Breckenridge SWAT standoff resolved peacefully, no charges filed

A Summit County SWAT standoff with an armed man in Breckenridge was resolved peacefully after several hours of negotiations over the weekend.

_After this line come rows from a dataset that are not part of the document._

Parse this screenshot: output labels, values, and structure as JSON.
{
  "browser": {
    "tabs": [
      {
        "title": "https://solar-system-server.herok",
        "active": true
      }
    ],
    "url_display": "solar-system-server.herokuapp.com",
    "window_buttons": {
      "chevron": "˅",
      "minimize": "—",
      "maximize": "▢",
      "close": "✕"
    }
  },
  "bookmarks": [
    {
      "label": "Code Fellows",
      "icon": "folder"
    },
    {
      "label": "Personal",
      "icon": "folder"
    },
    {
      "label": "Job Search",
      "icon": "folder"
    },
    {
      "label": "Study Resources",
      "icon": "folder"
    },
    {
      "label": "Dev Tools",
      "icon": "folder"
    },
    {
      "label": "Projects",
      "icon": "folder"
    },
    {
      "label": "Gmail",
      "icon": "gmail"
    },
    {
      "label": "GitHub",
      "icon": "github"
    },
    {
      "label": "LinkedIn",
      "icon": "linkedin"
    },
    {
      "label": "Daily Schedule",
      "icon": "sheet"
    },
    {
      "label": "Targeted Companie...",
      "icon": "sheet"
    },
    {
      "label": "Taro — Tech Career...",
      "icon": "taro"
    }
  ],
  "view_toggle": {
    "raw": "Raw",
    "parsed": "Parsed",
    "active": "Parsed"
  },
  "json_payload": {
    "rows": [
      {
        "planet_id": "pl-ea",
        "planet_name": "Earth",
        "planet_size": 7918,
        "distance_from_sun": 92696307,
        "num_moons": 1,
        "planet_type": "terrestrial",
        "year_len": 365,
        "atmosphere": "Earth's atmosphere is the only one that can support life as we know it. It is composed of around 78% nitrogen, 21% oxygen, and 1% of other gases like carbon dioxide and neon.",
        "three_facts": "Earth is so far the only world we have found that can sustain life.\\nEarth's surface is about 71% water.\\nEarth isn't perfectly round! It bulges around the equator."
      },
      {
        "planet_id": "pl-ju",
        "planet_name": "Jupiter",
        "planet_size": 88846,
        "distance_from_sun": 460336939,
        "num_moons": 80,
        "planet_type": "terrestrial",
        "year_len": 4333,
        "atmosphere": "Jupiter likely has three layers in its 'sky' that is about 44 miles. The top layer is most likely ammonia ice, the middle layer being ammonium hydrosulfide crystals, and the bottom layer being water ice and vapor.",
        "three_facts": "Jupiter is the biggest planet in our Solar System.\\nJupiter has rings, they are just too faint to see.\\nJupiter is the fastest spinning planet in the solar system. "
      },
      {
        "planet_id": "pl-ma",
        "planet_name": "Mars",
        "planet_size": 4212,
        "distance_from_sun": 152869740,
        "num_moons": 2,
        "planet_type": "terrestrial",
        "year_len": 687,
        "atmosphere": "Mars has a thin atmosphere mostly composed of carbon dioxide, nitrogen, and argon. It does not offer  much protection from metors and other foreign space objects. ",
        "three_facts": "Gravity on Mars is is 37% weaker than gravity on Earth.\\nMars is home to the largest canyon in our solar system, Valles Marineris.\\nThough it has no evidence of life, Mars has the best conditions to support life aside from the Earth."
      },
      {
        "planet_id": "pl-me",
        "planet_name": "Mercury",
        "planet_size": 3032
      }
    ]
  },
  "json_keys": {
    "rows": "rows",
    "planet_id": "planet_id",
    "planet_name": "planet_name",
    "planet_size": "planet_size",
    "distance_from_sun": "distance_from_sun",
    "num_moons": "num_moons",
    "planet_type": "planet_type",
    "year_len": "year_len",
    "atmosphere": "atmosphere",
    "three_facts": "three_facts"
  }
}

No charges were filed against the man, who was experiencing a crisis Friday evening, Summit County Sheriff Jaime FitzSimons said.

The man's girlfriend made the initial report after fleeing the man's unit in the Wildflower condos on Illinois Gulch Road southeast of Breckenridge.

The standoff lasted all night and caused some confusion around midnight, when dispatchers mistakenly sent all-clear messages to roughly 3,500 people who had been unaware of the situation.

The Summit County Communications Center apologized in a statement for "any alarm or concern this may have caused."

“It almost seems like there isn’t a call we go to anymore where there isn’t some sort of mental health or substance abuse nexus involved once you scratch the surface a little bit.”Jaime FitzSimonsSummit County Sheriff

Recommended Stories For You

Summit County SWAT deployed its armored rescue vehicle to the condo complex Friday night, but the 8,600-pound machine was not used to evacuate any residents because of the building's layout.

Instead, police negotiators spent several hours exchanging text messages with the man and coordinating with friends whom he was communicating with.

The texts indicated that the man was calming down around midnight, but deputies stayed on scene until the morning.

"We just sat on it all night and made contact in the morning," FitzSimons said. "He realized he was in a crisis and wanted to get help."

The man's weapons were not confiscated because there was no reason to suspect any criminal activity, FitzSimons said.

Summit's rescue vehicle has been deployed several times since it was acquired through the federal government's 1033 military surplus program, including at least one other armed standoff. Cases with barricaded suspects typically stem from mental health crises, FitzSimons said.

"It almost seems like there isn't a call we go to anymore where there isn't some sort of mental health or substance abuse nexus involved once you scratch the surface a little bit," he said.